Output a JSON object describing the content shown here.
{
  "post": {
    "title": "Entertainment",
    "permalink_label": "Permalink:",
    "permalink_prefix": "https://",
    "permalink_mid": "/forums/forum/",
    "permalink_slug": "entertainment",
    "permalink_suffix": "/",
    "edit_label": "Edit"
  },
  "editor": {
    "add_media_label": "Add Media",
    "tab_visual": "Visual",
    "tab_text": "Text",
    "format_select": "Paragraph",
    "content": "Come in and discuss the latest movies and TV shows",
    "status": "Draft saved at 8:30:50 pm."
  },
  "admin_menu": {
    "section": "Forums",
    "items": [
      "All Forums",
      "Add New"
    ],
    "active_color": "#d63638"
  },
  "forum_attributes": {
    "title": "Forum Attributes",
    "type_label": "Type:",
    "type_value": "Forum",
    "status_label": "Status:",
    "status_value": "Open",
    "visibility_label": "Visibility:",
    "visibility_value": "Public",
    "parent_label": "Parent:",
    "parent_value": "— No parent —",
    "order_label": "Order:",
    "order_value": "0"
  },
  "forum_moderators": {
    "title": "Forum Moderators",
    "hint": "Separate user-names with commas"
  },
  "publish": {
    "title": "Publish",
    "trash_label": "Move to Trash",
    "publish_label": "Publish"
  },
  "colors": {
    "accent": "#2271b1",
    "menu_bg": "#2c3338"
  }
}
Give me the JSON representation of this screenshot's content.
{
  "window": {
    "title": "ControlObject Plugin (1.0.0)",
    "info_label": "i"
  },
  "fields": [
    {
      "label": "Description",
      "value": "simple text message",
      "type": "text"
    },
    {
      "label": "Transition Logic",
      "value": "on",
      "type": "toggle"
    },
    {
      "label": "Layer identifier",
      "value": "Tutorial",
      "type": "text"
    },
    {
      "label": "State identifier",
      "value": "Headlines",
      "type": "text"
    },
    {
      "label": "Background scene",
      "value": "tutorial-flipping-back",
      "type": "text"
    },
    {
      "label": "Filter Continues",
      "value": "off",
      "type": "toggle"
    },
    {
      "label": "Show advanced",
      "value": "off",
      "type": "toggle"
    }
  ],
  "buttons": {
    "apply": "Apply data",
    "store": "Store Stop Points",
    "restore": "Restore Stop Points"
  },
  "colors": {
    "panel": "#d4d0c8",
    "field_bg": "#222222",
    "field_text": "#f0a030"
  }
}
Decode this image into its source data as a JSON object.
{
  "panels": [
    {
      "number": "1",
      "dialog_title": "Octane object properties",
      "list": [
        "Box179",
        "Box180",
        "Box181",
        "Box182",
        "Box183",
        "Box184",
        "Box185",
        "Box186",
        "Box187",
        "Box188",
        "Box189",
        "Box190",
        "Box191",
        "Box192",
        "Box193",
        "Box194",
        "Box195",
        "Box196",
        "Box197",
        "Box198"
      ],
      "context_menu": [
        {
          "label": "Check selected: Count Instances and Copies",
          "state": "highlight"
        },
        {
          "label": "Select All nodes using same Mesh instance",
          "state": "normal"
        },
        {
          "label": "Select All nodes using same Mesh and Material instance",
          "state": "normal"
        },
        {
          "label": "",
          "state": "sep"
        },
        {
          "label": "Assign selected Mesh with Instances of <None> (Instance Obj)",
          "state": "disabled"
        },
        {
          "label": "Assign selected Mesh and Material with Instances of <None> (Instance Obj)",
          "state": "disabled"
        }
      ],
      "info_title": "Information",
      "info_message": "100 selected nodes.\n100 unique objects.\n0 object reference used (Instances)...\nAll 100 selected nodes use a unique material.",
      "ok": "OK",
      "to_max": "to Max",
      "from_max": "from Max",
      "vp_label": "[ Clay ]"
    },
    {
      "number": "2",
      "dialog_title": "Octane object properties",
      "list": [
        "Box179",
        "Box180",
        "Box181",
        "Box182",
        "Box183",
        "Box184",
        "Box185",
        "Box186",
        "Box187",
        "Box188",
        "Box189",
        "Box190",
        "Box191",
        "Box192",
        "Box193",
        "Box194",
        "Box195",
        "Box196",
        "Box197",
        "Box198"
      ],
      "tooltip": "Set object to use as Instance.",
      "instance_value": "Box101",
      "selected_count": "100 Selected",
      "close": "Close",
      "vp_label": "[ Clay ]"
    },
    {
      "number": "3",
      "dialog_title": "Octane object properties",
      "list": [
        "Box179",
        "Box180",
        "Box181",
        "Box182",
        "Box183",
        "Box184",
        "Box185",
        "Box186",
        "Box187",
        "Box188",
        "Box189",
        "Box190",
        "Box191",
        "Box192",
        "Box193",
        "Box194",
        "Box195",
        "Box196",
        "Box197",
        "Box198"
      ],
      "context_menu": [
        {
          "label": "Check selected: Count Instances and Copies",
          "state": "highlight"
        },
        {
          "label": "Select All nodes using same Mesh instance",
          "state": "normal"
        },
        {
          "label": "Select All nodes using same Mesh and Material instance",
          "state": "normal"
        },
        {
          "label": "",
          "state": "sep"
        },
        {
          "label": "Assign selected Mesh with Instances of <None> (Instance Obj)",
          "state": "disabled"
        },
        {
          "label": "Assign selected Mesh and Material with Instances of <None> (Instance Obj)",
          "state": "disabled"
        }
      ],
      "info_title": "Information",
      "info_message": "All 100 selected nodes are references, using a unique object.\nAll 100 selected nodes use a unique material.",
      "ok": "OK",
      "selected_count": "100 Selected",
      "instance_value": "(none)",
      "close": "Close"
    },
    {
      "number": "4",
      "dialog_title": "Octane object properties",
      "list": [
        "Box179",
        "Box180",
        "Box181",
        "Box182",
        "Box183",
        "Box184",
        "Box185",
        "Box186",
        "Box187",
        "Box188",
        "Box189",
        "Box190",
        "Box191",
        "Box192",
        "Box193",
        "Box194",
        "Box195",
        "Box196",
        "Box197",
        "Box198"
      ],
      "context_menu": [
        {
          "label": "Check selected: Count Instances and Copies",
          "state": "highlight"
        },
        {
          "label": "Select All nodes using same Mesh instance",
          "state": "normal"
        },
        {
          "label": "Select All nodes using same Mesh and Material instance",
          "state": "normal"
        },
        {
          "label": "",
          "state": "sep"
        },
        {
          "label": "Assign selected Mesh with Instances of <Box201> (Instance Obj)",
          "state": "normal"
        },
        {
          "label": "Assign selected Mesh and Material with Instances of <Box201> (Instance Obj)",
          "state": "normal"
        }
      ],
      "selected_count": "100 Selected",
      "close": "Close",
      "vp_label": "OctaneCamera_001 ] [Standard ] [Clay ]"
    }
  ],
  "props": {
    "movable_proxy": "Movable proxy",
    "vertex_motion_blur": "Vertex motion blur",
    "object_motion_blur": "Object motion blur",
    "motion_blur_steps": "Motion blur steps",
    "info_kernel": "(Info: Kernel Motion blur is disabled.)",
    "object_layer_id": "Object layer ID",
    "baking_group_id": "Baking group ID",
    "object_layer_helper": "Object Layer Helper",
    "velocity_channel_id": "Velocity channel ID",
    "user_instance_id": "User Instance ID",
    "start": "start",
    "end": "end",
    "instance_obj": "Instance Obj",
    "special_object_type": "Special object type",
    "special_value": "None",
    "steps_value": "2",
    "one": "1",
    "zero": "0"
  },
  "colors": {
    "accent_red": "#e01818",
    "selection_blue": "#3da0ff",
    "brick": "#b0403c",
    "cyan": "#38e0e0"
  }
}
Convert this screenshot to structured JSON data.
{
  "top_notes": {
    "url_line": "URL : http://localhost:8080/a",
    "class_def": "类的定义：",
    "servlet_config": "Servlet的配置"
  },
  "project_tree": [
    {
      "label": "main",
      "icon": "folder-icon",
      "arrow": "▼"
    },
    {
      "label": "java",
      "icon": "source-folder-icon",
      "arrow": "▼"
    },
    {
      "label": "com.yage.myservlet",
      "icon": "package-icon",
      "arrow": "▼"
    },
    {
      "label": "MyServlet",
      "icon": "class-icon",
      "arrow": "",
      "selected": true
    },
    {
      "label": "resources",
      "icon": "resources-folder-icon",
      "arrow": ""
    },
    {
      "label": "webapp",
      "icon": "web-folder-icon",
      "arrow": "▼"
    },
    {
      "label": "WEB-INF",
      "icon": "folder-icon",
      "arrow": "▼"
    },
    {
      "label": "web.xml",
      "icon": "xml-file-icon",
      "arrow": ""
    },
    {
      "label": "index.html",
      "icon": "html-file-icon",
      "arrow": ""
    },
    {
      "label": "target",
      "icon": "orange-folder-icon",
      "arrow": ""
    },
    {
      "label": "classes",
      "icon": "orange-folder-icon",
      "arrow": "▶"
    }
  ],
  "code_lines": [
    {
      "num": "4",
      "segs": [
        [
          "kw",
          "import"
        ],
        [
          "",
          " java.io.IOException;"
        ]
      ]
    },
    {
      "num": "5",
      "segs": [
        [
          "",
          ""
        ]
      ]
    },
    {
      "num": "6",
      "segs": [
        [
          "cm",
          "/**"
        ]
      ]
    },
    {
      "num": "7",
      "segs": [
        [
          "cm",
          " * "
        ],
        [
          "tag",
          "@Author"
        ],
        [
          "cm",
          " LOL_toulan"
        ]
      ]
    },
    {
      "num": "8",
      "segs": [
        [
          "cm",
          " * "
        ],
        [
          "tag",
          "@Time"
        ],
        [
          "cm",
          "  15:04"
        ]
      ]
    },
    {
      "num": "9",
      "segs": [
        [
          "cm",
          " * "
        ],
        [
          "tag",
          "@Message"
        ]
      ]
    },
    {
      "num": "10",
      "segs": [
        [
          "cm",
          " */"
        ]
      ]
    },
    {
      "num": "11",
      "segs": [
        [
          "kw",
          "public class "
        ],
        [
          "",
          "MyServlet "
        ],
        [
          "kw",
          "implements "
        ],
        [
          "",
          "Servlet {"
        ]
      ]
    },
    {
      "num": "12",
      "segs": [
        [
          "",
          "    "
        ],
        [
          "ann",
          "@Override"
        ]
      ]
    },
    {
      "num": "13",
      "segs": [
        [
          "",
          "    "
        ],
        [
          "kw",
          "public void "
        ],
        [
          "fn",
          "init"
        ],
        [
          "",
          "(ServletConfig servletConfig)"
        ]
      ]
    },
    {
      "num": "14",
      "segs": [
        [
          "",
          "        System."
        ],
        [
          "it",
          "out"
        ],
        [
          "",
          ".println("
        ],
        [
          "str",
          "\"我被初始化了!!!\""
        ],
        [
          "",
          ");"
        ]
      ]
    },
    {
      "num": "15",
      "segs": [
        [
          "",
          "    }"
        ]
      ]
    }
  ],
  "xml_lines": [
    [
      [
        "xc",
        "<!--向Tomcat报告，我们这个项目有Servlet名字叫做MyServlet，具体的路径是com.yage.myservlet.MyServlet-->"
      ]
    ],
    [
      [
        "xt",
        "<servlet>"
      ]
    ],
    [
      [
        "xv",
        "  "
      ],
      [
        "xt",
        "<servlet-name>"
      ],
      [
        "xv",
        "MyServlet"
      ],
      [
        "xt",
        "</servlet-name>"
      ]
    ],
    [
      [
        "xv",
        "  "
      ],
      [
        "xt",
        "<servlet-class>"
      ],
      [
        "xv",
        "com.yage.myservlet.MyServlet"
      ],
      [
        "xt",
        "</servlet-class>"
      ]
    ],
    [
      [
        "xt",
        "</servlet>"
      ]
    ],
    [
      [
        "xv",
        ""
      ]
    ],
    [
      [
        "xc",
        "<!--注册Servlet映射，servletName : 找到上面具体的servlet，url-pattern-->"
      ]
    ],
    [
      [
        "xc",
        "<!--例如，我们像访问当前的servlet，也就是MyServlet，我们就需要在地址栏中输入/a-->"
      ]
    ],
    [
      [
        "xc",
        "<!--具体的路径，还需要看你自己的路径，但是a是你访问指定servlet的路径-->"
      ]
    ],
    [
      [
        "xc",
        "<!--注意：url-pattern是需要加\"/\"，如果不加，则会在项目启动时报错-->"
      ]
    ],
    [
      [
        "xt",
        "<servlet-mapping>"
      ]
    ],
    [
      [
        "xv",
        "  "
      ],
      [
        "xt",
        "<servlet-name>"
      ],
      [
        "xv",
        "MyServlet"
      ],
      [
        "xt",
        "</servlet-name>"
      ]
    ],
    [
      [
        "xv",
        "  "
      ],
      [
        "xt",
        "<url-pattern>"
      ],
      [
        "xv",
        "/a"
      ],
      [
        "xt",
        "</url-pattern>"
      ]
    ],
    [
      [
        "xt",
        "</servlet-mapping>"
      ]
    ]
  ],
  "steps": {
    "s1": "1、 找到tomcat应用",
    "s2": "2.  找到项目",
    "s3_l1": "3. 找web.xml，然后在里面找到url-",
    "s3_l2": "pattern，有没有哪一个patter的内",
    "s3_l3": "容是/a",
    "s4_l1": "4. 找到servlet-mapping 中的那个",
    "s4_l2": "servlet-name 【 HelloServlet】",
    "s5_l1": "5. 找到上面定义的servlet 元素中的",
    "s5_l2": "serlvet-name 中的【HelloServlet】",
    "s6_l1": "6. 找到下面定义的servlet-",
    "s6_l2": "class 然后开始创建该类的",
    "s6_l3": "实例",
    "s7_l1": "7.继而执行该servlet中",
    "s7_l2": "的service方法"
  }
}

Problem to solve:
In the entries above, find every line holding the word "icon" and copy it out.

Answer space:
      "icon": "folder-icon",
      "icon": "source-folder-icon",
      "icon": "package-icon",
      "icon": "class-icon",
      "icon": "resources-folder-icon",
      "icon": "web-folder-icon",
      "icon": "folder-icon",
      "icon": "xml-file-icon",
      "icon": "html-file-icon",
      "icon": "orange-folder-icon",
      "icon": "orange-folder-icon",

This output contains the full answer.